Editor’s note: This article was initially published in The Daily Gazette, Swarthmore’s online, daily newspaper founded in Fall 1996. As of Fall 2018, the DG has merged with The Phoenix. See the about page to read more about the DG.
Yesterday, Mark Juergensmeyer spoke on the role of religion in the Iraqi insurgency, and in terrorism generally. He concluded that while there should and must be a role for Islam in the future Iraqi government, its inclusion raises important questions as to human rights. And the rebuilding of Iraqi civil society has a long way to go.
Juergensmeyer began with an illustrated travelogue of his May 2004 trip to Baghdad with a human rights organization. He began with a frightening landing at the Baghdad airport in the midst of missiles, and described the dangers of being an American in Iraq, even one with no official connection to the US government. The best way to stay safe, he said, was to travel with Iraqis and stay in a small hotel, rather than attracting attention with a convoy of SUVs. He described Baghdad as a modern, busy city with a booming economy, but it’s still unsafe to walk down the street alone. “Baghdad has been transformed,” he said, into a new and horribly unpredictable state. Before the war is was “their own kind of stable awfulness…now it isn’t getting better.”
The attitudes of the Iraqis Juergensmeyer met seemed outlandish to Americans. They suggested that the US was sponsoring the insurgency so that the occupation could be prolonged.
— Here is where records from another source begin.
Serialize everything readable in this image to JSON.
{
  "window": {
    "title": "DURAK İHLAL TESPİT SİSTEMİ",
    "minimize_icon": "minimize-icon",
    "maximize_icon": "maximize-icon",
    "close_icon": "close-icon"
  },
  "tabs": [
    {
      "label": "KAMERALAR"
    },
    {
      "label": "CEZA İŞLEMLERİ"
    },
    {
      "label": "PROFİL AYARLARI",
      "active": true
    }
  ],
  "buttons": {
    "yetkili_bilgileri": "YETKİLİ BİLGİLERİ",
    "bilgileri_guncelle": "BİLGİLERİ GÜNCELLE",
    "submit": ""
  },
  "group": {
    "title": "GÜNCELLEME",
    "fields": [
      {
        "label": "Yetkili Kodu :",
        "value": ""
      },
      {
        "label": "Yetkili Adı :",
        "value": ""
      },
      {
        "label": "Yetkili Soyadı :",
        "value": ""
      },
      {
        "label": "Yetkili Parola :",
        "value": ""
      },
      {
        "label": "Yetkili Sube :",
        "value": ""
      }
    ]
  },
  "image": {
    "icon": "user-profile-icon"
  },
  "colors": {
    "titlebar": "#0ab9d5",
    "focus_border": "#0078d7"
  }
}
Another said that the CIA had been supporting Saddam all along, and, knowing that an Islamic revolution was imminent, invaded before his government collapsed. Even the semantics were difficult- was Iraq “liberated” or “occupied”? Juergensmeyer settled for “the time since the end of the ancient regime”. The US forces have a great deal of work to do. One Iraqi woman he met said, “You Americans have become the dictators you came to destroy.”
Juergensmeyer also criticized some of the policies after the invasion as “catastrophic,” most importantly the disbanding of the Iraqi Army. A new force takes time to train, and the old soldiers quickly found jobs as private soldiers in the insurgency, which is now almost entirely Iraqi and Islamicized. Many mistakes are still being made, he said, citing the recent jailing of a Sunni political leader with little reason.
Juergensmeyer quickly surveyed religious terrorism around the world. He emphasized that there has been much more Christian terrorism in the US than Islamic terrorism (though he granted that the two World Trade Center attacks were monumental). He cited the Oklahoma City bombings by Timothy McVeigh, who he called a Christian terrorist rather than just the crazy loner most people imagine.
He ended the lecture on a somewhat hopeful note, describing a panel discussion he moderated. First, an Iraqi cleric proclaimed the need for an Islamic state. Then, a human rights said, “Who gave you the authority to interpret the Koran?” Juergensmeyer began to worry. “I don’t want Iraq to look like America. I know Islam is a part of our unique culture,” she said, passionately arguing for women’s rights. But the cleric responded. “I’m not God, but I’ll try to learn.”